▶ _TASK_: Look through the entries below and say how many lines contain the string "JSON". Give the number only.
━━━━━━━━━━
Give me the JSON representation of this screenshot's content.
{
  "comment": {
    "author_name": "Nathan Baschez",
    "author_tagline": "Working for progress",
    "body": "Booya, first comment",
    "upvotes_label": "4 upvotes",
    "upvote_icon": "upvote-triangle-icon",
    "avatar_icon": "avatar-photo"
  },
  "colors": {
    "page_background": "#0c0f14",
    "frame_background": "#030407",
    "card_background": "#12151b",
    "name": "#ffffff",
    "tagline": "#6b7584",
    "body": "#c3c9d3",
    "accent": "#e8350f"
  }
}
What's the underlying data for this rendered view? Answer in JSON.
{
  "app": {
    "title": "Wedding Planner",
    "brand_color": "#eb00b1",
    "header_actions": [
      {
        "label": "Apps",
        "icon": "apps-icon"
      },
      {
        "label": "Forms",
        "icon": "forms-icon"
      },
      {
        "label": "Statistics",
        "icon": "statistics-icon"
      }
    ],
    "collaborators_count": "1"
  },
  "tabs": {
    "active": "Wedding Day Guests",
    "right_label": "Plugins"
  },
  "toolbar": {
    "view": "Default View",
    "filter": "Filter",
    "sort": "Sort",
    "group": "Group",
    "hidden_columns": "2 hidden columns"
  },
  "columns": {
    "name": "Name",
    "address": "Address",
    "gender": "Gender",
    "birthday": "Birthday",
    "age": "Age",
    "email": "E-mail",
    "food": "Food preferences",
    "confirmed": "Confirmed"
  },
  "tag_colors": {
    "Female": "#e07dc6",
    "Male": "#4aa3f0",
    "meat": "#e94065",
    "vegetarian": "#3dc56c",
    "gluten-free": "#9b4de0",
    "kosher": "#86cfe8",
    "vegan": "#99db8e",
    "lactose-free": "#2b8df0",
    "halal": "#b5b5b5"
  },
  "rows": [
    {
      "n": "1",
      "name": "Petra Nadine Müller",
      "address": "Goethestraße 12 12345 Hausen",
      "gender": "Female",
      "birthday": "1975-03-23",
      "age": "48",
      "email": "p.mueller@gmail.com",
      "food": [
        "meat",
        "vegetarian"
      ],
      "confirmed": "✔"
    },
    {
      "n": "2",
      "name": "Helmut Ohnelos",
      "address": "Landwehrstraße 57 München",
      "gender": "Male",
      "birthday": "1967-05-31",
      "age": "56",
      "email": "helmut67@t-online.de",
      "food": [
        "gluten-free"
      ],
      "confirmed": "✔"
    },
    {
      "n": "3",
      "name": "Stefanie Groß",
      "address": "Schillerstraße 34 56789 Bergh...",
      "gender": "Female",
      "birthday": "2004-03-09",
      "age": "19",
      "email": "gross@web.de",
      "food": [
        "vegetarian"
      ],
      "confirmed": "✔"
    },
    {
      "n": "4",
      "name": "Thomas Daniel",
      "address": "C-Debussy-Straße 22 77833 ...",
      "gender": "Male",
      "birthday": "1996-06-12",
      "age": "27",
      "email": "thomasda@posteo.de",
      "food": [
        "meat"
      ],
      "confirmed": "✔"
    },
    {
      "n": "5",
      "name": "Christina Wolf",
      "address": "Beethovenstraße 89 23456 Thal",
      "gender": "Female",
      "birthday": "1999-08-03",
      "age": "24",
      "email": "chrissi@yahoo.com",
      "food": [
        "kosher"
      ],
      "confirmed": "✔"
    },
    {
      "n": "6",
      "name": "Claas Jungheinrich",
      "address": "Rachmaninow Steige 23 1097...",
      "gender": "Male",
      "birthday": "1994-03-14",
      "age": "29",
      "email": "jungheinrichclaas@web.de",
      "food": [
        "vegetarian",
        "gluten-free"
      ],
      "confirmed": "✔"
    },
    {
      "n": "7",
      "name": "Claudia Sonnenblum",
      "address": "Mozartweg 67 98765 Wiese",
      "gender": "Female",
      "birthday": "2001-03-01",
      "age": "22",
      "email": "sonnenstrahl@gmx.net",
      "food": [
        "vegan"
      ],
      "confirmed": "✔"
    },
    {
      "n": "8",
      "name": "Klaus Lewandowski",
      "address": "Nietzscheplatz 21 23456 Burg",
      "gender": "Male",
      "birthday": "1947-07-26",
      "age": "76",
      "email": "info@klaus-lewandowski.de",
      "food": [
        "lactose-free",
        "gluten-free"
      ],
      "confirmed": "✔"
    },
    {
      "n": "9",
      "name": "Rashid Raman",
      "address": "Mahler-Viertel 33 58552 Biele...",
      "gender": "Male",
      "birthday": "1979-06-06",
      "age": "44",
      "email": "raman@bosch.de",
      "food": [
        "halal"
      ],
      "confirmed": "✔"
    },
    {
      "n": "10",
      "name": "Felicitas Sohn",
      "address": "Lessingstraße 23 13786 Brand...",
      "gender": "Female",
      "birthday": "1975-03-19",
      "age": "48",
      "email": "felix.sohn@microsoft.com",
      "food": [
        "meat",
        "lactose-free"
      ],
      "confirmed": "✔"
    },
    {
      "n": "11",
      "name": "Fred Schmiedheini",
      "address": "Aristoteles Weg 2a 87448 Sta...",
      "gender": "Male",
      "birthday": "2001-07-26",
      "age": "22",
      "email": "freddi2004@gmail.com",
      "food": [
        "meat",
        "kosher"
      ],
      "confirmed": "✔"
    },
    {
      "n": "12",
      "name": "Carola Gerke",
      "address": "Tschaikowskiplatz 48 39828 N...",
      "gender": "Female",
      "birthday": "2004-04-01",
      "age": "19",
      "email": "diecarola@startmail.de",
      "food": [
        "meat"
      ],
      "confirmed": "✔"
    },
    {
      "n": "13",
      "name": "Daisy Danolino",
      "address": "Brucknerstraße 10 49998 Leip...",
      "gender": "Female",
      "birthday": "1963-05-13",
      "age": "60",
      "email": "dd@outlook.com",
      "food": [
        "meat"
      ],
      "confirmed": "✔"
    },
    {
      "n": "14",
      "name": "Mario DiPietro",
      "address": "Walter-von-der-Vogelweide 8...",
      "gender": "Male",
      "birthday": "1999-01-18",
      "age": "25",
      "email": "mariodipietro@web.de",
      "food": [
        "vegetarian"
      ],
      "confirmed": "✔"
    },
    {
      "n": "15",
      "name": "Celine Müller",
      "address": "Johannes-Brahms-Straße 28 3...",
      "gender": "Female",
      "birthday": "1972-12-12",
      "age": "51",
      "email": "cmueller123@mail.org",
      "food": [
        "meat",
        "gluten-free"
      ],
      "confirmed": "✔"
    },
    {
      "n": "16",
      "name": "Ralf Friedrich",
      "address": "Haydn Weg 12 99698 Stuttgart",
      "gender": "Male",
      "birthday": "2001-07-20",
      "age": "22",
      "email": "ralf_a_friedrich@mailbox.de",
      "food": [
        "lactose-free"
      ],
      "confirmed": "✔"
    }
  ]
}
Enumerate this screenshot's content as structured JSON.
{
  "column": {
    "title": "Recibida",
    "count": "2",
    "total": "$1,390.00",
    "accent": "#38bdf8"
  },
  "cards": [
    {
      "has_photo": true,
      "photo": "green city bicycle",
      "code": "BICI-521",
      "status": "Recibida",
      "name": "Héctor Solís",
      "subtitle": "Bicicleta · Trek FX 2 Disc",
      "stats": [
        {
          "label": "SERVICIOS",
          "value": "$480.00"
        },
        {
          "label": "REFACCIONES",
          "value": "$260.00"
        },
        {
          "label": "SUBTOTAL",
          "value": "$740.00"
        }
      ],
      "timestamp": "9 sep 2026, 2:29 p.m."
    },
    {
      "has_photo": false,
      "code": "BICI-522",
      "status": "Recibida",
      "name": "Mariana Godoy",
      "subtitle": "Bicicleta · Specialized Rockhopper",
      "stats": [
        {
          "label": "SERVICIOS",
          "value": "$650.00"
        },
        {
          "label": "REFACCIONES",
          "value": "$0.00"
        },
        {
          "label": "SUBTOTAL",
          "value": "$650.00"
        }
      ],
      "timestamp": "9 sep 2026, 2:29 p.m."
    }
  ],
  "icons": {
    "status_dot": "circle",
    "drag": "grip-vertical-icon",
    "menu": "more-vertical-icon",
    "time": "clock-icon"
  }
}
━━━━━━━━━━
▶ _SOLVED EXERCISE_: 3